Each line of the material should be set down exactly. Pictures are not part of the copy.
====
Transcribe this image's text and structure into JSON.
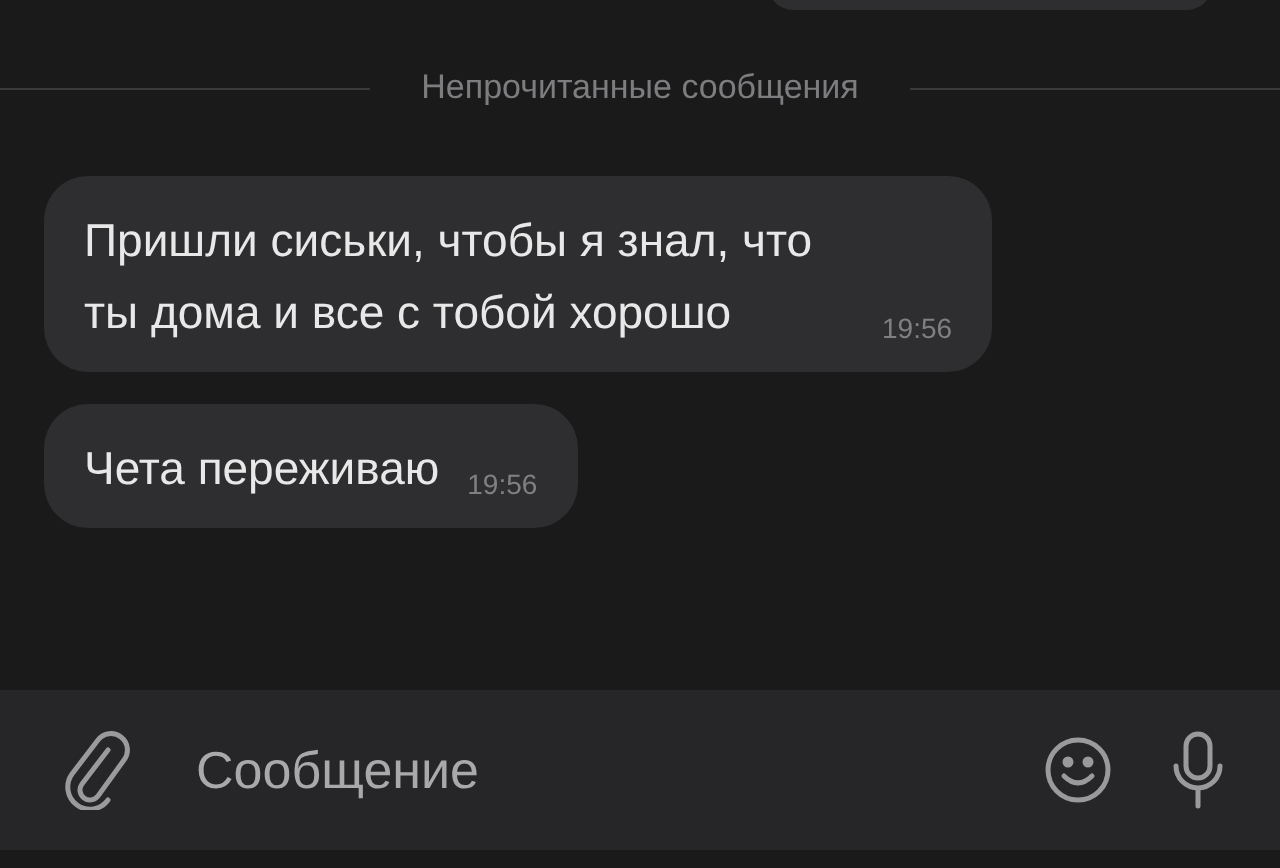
{
  "divider": {
    "label": "Непрочитанные сообщения"
  },
  "messages": [
    {
      "text": "Пришли сиськи, чтобы я знал, что ты дома и все с тобой хорошо",
      "time": "19:56"
    },
    {
      "text": "Чета переживаю",
      "time": "19:56"
    }
  ],
  "composer": {
    "placeholder": "Сообщение"
  }
}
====
* [REPLY TO THE TASK]:
Transcribe this image's text and structure into JSON.
{
  "divider": {
    "label": "Непрочитанные сообщения"
  },
  "messages": [
    {
      "text": "Пришли сиськи, чтобы я знал, что ты дома и все с тобой хорошо",
      "time": "19:56"
    },
    {
      "text": "Чета переживаю",
      "time": "19:56"
    }
  ],
  "composer": {
    "placeholder": "Сообщение"
  }
}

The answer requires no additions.